Heart Disease Symptoms and Diagnosis
Because heart disease can manifest in different ways, it can be hard to notice symptoms and get a diagnosis.
Heart disease symptoms
Not everyone has symptoms of heart disease, and sometimes symptoms can be subtle based on what type of heart disease you have.
Common signs and symptoms include:
If you have arrhythmia, you may feel like your heart is fluttering, beating too fast, or skipping a beat.
Diagnosing heart disease
Your doctor will do a physical exam and order tests to diagnose heart disease.
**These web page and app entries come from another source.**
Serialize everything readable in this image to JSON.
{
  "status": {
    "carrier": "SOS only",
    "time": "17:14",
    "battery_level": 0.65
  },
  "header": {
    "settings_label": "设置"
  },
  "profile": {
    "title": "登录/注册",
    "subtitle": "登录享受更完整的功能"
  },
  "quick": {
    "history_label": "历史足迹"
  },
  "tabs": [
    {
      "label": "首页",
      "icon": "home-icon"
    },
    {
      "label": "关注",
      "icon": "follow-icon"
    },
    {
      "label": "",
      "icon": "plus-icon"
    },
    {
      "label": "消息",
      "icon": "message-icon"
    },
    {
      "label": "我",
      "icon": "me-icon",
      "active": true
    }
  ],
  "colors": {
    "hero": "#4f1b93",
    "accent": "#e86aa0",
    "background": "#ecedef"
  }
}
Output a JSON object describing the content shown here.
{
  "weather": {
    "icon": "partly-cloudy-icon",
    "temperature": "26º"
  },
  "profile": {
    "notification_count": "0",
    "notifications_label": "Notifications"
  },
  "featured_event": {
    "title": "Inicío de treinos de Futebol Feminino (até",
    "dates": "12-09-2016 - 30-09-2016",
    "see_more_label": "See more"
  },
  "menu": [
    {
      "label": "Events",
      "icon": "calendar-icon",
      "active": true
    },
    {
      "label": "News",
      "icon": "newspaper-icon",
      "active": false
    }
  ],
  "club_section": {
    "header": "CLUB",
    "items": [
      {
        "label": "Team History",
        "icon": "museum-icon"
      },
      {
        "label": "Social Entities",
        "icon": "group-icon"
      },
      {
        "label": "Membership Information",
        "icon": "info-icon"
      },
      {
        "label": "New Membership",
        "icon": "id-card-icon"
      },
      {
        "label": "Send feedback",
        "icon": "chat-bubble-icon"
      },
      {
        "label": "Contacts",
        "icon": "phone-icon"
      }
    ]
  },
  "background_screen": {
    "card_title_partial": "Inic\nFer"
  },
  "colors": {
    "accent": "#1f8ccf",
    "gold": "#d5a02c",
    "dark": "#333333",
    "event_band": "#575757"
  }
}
He or she will ask about your symptoms, family history, and assess any risk factors.
The UPMC Advanced Cardiac Imaging Program uses state-of-the-art technology not found at other medical centers in the Pittsburgh region.
Tests you may need to help your doctor confirm a heart disease diagnosis include:
- Electrocardiogram (EKG) — this is a simple, painless test that checks your heart's electrical activity. It looks for heart damage or signs of a prior heart attack.
- Stress test — during this test, you perform moderate exercise, like walking on a treadmill, to get your heart beating faster. The test checks for shortness of breath andabnormal changes in your heart rate, blood pressure, or heart's rhythm.
- Blood tests — this test finds heart disease risk factors, such as the cholesterol, sugar, and proteins in your blood.
- Echocardiogram — this test uses sound waves to take pictures of your heart. It checks blood flow and the size and shape of your heart's valves and chambers.
- Heart catheterization — this test uses a dye and an x-ray to check how blood flows through your heart and blood vessels. Your doctor will insert the dye into a vein in your arm, groin, or neck using a catheter, or a thin tube.
UPMC's Cardiac Catheterization Program specialists perform more than 23,000 diagnostic and interventional heart catheterizations each year.
Heart disease prevention
Most cases of heart disease, specifically coronary artery disease, are preventable with a healthy lifestyle and medicine.
Some ways to help prevent or delay heart disease include:
- Managing chronic conditions like diabetes and high blood pressure.
- Following a healthy diet.
- Exercising regularly.
- Quitting smoking and not abusing alcohol.